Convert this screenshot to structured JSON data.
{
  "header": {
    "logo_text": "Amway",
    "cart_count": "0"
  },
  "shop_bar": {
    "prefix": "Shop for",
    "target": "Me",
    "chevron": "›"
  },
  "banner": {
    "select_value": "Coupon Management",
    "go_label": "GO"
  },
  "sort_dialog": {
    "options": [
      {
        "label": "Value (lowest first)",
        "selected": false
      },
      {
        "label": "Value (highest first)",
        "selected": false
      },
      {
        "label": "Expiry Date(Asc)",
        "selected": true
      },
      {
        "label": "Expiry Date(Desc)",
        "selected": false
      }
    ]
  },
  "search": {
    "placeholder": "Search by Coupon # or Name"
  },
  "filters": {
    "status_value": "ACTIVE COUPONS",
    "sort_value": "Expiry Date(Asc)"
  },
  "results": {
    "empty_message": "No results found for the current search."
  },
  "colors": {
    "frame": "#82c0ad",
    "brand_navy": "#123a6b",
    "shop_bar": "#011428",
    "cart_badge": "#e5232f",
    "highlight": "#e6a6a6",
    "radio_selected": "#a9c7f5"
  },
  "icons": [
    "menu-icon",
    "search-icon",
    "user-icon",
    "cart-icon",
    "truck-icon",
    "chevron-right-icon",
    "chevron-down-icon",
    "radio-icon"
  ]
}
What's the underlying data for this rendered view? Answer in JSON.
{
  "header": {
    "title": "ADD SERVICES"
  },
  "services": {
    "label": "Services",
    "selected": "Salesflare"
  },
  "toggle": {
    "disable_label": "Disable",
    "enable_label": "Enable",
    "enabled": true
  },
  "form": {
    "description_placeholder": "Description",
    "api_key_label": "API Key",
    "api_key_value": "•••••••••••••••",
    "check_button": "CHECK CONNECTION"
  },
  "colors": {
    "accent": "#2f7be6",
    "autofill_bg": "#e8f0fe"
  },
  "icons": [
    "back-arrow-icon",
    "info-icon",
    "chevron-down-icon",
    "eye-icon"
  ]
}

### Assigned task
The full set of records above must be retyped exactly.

### Problem solution
Convert this screenshot to structured JSON data.
{
  "header": {
    "logo_text": "Amway",
    "cart_count": "0"
  },
  "shop_bar": {
    "prefix": "Shop for",
    "target": "Me",
    "chevron": "›"
  },
  "banner": {
    "select_value": "Coupon Management",
    "go_label": "GO"
  },
  "sort_dialog": {
    "options": [
      {
        "label": "Value (lowest first)",
        "selected": false
      },
      {
        "label": "Value (highest first)",
        "selected": false
      },
      {
        "label": "Expiry Date(Asc)",
        "selected": true
      },
      {
        "label": "Expiry Date(Desc)",
        "selected": false
      }
    ]
  },
  "search": {
    "placeholder": "Search by Coupon # or Name"
  },
  "filters": {
    "status_value": "ACTIVE COUPONS",
    "sort_value": "Expiry Date(Asc)"
  },
  "results": {
    "empty_message": "No results found for the current search."
  },
  "colors": {
    "frame": "#82c0ad",
    "brand_navy": "#123a6b",
    "shop_bar": "#011428",
    "cart_badge": "#e5232f",
    "highlight": "#e6a6a6",
    "radio_selected": "#a9c7f5"
  },
  "icons": [
    "menu-icon",
    "search-icon",
    "user-icon",
    "cart-icon",
    "truck-icon",
    "chevron-right-icon",
    "chevron-down-icon",
    "radio-icon"
  ]
}
What's the underlying data for this rendered view? Answer in JSON.
{
  "header": {
    "title": "ADD SERVICES"
  },
  "services": {
    "label": "Services",
    "selected": "Salesflare"
  },
  "toggle": {
    "disable_label": "Disable",
    "enable_label": "Enable",
    "enabled": true
  },
  "form": {
    "description_placeholder": "Description",
    "api_key_label": "API Key",
    "api_key_value": "•••••••••••••••",
    "check_button": "CHECK CONNECTION"
  },
  "colors": {
    "accent": "#2f7be6",
    "autofill_bg": "#e8f0fe"
  },
  "icons": [
    "back-arrow-icon",
    "info-icon",
    "chevron-down-icon",
    "eye-icon"
  ]
}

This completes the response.